Well, tonight I performed one of my infrequent eBay searches for these three items, the three remaining records that I care that much about to search for. Lo and behold, I FINALLY found a stock copy of the 45 of "The Lamb"!

There's just one small problem: I'm not exactly thrilled with the price it's commanding.

As of 11:36 PM Pacific Time, this little styrene 7" record, offered for auction by U.K. seller "stairofsirius" on eBay, has a high bid of GBP 625.00.

In U.S. dollars, that's $1,246.69.

And I thought $600 for "Liar" was outrageous!

Granted, this record does have a version of "Counting Out Time" on the b-side with a clean intro (it segues from the previous song on the LP) that has not been issued on CD, but really... $1,246.69? That's $246.69 more than the price of the second state Beatles Yesterday And Today "butch cover" LP, one of the most valuable and sought-after Beatles collectible LPs, currently for sale at Amoeba Records in San Francisco.

(Yes, I know I just pictured a first-state butcher cover, but really, who wants to look at what was pasted *over* the bloody slabs of meat?)

So, needless to say, I'm going to pass on this auction.
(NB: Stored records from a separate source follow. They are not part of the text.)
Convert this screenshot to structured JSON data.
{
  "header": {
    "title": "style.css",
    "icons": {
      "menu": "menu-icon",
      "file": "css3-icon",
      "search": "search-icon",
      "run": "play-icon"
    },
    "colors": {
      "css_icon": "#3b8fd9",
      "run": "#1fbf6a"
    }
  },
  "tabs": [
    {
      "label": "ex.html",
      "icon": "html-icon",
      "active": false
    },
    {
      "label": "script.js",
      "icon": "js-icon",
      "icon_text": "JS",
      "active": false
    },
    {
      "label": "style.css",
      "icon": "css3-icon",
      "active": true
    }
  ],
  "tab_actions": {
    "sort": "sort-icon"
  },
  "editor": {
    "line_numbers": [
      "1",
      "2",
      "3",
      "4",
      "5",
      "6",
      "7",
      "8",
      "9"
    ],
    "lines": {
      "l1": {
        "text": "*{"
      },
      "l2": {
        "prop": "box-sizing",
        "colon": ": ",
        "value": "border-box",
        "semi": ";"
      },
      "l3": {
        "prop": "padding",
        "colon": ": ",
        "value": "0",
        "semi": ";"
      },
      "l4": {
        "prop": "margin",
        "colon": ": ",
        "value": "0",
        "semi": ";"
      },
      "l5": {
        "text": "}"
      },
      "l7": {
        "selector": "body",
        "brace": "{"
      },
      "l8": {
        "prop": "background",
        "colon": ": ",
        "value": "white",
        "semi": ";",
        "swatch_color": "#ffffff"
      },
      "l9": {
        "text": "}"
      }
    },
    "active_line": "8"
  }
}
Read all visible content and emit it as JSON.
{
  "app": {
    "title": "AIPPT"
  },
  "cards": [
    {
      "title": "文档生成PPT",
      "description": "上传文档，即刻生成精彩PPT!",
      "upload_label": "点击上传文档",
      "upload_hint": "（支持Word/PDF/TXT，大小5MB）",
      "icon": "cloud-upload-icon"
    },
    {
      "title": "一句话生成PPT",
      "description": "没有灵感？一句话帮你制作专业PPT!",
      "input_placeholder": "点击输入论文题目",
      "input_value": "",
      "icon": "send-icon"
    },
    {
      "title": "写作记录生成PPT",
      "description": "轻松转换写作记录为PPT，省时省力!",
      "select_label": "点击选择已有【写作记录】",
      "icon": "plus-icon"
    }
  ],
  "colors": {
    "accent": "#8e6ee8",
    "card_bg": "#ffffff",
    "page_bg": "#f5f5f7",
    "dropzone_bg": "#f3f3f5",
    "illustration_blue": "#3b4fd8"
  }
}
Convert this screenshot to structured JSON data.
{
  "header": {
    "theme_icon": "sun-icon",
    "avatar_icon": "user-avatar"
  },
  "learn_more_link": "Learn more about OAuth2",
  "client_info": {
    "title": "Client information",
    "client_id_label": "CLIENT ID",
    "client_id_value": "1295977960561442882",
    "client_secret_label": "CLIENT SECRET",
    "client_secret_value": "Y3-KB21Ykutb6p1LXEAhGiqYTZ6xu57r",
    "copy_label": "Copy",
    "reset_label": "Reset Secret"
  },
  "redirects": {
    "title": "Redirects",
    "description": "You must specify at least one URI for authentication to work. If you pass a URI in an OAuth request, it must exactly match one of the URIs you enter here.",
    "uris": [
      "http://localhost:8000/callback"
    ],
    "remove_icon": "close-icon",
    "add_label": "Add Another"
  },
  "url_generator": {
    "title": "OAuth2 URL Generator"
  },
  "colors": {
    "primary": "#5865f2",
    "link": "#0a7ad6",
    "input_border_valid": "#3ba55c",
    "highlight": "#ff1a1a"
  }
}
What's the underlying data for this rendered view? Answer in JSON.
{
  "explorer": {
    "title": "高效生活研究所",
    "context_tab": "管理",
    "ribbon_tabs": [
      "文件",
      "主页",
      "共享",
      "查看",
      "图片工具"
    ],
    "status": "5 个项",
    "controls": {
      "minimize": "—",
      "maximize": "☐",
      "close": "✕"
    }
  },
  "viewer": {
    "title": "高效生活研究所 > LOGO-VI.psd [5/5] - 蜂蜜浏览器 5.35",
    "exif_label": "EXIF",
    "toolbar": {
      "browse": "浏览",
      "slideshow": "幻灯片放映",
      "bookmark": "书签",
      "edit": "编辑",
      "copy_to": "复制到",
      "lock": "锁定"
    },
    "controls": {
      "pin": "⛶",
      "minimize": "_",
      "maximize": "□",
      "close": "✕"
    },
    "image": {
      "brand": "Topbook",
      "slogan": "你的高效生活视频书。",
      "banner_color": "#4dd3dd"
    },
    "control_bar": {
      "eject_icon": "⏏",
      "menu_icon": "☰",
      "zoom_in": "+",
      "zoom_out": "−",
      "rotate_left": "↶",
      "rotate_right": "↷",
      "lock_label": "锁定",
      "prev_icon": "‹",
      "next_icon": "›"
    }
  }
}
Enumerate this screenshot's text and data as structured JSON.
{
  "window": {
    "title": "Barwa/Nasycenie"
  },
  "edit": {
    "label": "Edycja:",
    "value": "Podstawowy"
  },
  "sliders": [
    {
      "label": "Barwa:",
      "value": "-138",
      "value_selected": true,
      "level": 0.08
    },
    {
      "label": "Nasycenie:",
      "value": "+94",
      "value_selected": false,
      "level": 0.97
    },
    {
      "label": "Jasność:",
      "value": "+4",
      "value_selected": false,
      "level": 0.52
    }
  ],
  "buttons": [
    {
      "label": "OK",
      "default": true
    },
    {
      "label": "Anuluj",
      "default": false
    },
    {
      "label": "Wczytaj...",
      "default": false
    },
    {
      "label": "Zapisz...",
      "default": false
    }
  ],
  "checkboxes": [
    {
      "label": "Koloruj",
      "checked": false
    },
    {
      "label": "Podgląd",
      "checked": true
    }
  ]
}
That is, of course, unless someone wants to gift me with $1,300.00 before the auction closes. Ha!

Funcrunch in review

Though seeing beyond the bright lights was difficult, we did hear shouts of approval on Monday night when Julie, Ziggy, Mike A., Rex, Steve and I took the stage at Cafe du Nord as 'Funcrunch.'

This was the fifth band wokshop in which I have participated through the Blue Bear School of Music, not counting the one class I took in 2005 where we learned Beatles songs on acoustic guitar, and performed them on stage as a group without the aid of a drummer.

It certainly was what I would call a special group: excepting Steve, all of us knew each other already or at least had met each other enough times to know we were cool with each other. Ziggy was quite adept at switching between a bunch of different keyboard sounds. Mike A. and I locked into a good groove -- I had played guitar with him before, and as I suspected, playing bass with him was a breeze and a lot of fun. Best of all, Rex, Julie and Steve sang in harmony together. I had wanted to play in a band workshop with three-part vocal harmonies, and finally got my wish. I also added some harmony to one song with Rex, since the bass line was simple enough that I could divide my attention without losing track of what my fingers were doing.

As with my last couple of performances, the results were filmed. Video should be available within a few weeks.

If only we could do this every day!

Our set list:

Medley: Money For Nothing/Walk Of Life [Dire Straits]
Doesn't Remind Me [Audioslave]
You Don't Know What Love Is (You Just Do As Your Told) [The White Stripes]
Edge Of The Ocean [Ivy]
Owner Of A Lonely Heart [Yes]
Working On My Soul [original song by Rex]
To The Tender (Beauty Marks/Blisters) [Mind Science Of The Mind]
I Don't Believe You [Bob Dylan]
Ramble On [Led Zeppelin]

Photos from the evening:

Photo by Eric Zuckerman

Photo by Eric Zuckerman

Photo by Eric Zuckerman

Photo by Julie Bernstein

Photo by Eric Zuckerman

Photo by Eric Zuckerman

Photo by Julie Bernstein